For Immediate Release, June 11, 2009
Ileene Anderson, Center for Biological Diversity, (323) 654-5943
Joan Taylor, Sierra Club, (760) 408-2488
Terry Weiner, Desert Protective Council, (619) 342-5524
Suit to Challenge Slashing of Habitat for Endangered Peninsular Bighorn Sheep
LOS ANGELES— Conservation groups today filed a notice of intent to sue the U.S. Fish and Wildlife Service for reducing critical habitat for the endangered Peninsular bighorn sheep by 55 percent. In April 2009, the U.S. Fish and Wildlife Service reduced its 2001 habitat designated of 844, 897 acres to just 376,938 acres. The flawed designation is unsupported by the agency’s own science and was made to accommodate urban sprawl. Today’s notice, sent by the Center for Biological Diversity, Sierra Club, Desert Protective Council, Desert Survivors, and the San Bernardino Valley Audubon Society, gives the U.S. Fish and Wildlife Service 60 days to correct flaws in the habitat designation or be sued.
“This designation is a blueprint for sprawl-induced extinction, not recovery,” said Ileene Anderson, biologist with the Center for Biological Diversity. “The Fish and Wildlife Service’s duty is to save endangered bighorn, not sprawl.”
The new designation abandons protections for migration corridors, steep slopes, alluvial terraces and canyon bottoms — all critical to the bighorn’s survival and recovery. Protections would be vastly reduced in the San Jacinto Mountains and on private and tribal lands in and around the Coachella Valley, where much of the alluvial fan and canyon bottom land would be removed despite the agency’s admission that these areas are critical to the survival of endangered Peninsular bighorn.
“This habitat reduction is a huge blow to Peninsular bighorn recovery,” said Joan Taylor, conservation chair for the local Sierra Club group in the Coachella Valley. The group has long been embroiled in the controversy surrounding hillside development in the mountains and canyons around Palm Springs. “Nothing is different about bighorn biology since the original 2001 critical habitat determination, but the politics have changed. The Fish and Wildlife Service has caved to special-development interests, and the bighorn have gotten the shaft in the process.”
The re-designation was compelled by a lawsuit brought by the Agua Caliente Band of Cahuilla Indians and industry groups that challenged the 2001 critical habitat designation. The Service eliminated all tribal lands from the final critical habitat designation.
The Fish and Wildlife Service recovery plan for Peninsular bighorn sheep, approved in 2000, says that access to the rich forage in canyon areas provides bighorn ewes with nutrients needed for nursing their lambs at a crucial time in the baby sheep’s development. Canyon areas also are important for bighorn movement. The drastically reduced critical habitat designation severely fragments habitat needed for endangered bighorn survival and recovery.
“The bighorn is an icon of the Peninsular ranges.
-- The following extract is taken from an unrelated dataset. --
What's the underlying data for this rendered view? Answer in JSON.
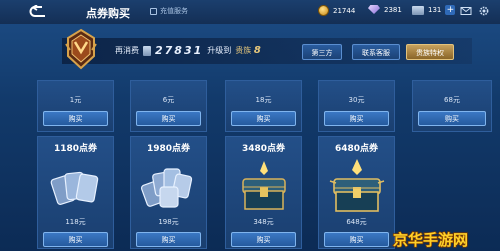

People from all over the world travel to Anza-Borrego Desert State Park to spot the sheep browsing on cliffs and mountaintops above water sources,” said Terry Weiner, conservation coordinator for the Desert Protective Council. “The removal of protections from habitat in the washes and alluvial fans of the bighorn’s summer habitat ranges thereby promotes the demise of this fragile, beloved bighorn.”
“Yet again, politics trumped science and the facts did not matter. We cannot let such an egregious reduction of critical habitat to go unchallenged,” said Drew Feldmann, president of the San Bernardino Valley Audubon Society.
Peninsular bighorn are known for both the characteristic large, spiral horns of the males and the species’ ability to survive in the dry, rugged mountains dividing the desert and coastal regions of California. The Peninsular Ranges population of desert bighorn inhabits the rugged desert mountains running from the San Gorgonio Pass south into Baja California. Once the most numerous of desert bighorn, the U.S. population of Peninsular bighorn plummeted from 1,171 sheep in 1974 to a mere 276 by 1996. The species gained state status as rare and threatened in 1971, but was not listed by the federal government as an endangered population until 1998.
In 2001, in response to efforts by the Center for Biological Diversity and Desert Survivors, the Fish and Wildlife Service designated more than 840,000 acres of mountainous and canyon habitat as critical habitat. In the decade since being listed as an endangered species, the population has increased to 800, which still represents only a fraction of the historic population. Known as the “bighorn of the inverted mountain ranges,” Peninsular bighorn are restricted to lower slopes due to the dense chaparral that grows at higher elevations in these mountains, which forces the species to live near urban areas in the Coachella Valley.